Medication adherence report reveals need for patient-specific interventions
NEW YORK Boehringer Ingelheim has done a major service to the industry with the release of this report. Closing the gap on patient compliance and adherence remains not only the best opportunity for retail pharmacy to grow the business at a time of waning big blockbuster drug introductions and continued pressure from generic competition, but also represents the best opportunity for this industry to “show what it’s got,” as the entire nation turn its attention to health reform.
Hundreds of billions of healthcare dollars are spent needlessly as a result of people not taking their medications as they are supposed to, to say nothing of the toll it’s taking on patient outcomes.
Reading between the lines here, one of the big reasons behind non-compliance could very well be the state of the economy. A public opinion poll of 1,025 adults conducted by the Kaiser Family Foundation in mid-July found that 49% of Americans are still taking cost-cutting measures when it comes to their healthcare: 33% are shifting to medicines available over-the-counter in favor of a doctor’s visit; 21% skipped a doctor-recommended medical test or treatment because of cost; and 15% cut prescription doses in half or skipped doses in an effort to stretch their medicines. And taking those kinds of cost-cutting measures — saving a co-pay today but risking an emergency room visit tomorrow — only helps to amplify the important role a pharmacist can play in helping their patients navigate cost-saving strategies in an effort to maintain/boost compliance.
“All of those things…are happening,” Ted Epperly, president of the American Academy of Family Physicians, told Drug Store News in the fall following a similar Kaiser survey, and its cutting deeper than just the working poor, he said. Patients who would fall into lower- and middle-income status are making similar cost-cutting decisions.
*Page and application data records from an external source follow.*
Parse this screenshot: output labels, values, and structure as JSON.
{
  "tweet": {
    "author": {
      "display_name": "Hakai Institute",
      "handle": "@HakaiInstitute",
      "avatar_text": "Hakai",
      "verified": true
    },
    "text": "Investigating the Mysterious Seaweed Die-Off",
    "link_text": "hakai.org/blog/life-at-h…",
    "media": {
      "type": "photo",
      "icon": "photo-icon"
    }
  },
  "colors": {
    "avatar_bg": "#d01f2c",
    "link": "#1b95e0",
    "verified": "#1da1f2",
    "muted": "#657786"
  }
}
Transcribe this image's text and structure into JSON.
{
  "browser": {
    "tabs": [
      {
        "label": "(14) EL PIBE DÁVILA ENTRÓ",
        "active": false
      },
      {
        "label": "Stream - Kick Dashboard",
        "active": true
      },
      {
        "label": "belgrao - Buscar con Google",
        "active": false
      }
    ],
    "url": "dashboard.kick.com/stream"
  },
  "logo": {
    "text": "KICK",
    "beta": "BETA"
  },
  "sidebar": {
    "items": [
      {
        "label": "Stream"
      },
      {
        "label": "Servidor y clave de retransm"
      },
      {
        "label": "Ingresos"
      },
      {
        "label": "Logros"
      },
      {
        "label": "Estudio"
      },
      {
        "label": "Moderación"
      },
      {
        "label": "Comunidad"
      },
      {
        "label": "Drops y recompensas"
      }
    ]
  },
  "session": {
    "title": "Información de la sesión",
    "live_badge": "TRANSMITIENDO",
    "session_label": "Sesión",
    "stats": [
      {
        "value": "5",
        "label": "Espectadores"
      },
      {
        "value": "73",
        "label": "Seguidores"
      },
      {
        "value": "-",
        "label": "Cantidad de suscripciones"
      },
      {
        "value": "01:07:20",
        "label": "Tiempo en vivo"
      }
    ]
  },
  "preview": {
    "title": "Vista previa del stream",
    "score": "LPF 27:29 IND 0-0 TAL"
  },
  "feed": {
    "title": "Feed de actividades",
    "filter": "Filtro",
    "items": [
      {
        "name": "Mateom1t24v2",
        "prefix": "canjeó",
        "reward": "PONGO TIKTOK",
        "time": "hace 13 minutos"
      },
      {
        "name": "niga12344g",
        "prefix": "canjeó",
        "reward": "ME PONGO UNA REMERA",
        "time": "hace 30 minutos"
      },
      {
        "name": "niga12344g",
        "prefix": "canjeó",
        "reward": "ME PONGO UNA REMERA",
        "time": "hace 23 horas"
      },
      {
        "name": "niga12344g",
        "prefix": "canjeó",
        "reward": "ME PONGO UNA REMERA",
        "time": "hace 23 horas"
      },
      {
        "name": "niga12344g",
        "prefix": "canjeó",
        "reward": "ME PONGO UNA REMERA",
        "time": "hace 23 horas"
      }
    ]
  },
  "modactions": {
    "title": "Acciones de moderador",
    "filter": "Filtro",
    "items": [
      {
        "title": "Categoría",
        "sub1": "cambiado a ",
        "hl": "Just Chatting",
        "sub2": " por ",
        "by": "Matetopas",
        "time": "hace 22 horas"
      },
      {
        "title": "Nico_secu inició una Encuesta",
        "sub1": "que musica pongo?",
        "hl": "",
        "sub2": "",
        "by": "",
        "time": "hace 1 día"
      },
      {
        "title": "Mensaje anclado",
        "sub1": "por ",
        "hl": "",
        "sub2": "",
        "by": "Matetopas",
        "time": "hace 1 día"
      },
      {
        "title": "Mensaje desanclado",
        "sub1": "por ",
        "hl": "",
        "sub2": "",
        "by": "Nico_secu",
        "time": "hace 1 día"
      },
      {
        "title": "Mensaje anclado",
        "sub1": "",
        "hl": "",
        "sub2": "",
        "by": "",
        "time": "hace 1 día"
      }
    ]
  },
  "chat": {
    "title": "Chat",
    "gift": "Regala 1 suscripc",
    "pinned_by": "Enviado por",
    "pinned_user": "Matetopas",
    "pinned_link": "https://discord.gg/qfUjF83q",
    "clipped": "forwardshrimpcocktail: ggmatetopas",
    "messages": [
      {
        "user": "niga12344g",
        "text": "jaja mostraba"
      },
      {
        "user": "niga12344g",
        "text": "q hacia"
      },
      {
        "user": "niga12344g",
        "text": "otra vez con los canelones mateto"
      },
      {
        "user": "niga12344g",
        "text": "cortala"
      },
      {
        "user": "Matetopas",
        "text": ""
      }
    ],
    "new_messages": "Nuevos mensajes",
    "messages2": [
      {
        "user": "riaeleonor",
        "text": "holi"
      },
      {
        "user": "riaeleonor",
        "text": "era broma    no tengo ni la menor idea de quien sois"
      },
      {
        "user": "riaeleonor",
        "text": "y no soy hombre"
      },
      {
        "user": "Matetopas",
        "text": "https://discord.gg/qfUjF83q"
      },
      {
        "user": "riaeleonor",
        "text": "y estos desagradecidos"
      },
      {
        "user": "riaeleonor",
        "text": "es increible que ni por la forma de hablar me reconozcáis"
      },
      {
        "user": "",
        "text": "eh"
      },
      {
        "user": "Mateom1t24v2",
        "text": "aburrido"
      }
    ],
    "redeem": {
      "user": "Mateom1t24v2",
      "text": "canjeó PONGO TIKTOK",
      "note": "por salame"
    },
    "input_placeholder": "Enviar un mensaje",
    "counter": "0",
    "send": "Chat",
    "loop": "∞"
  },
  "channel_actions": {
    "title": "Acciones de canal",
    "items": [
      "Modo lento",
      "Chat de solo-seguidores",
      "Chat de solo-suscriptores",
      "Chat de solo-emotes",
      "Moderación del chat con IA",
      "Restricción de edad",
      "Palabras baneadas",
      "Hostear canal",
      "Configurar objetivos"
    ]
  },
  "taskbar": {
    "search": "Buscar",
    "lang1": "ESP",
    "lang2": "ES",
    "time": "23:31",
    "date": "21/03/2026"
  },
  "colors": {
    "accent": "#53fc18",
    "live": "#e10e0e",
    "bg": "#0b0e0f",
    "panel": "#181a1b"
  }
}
Also already happening is that pharmacist interceding on the patient’s behalf to help mitigate prescription-drug costs. “We’ve found that physicians were particularly receptive to calling on a patient’s behalf and giving suggestions on how that patient could save money, especially if it was a matter of a patient either not taking that medication at all or taking something [else] to address their condition,” Douglas Hoey, SVP and COO for the National Community Pharmacy Association, told Drug Store News this past fall.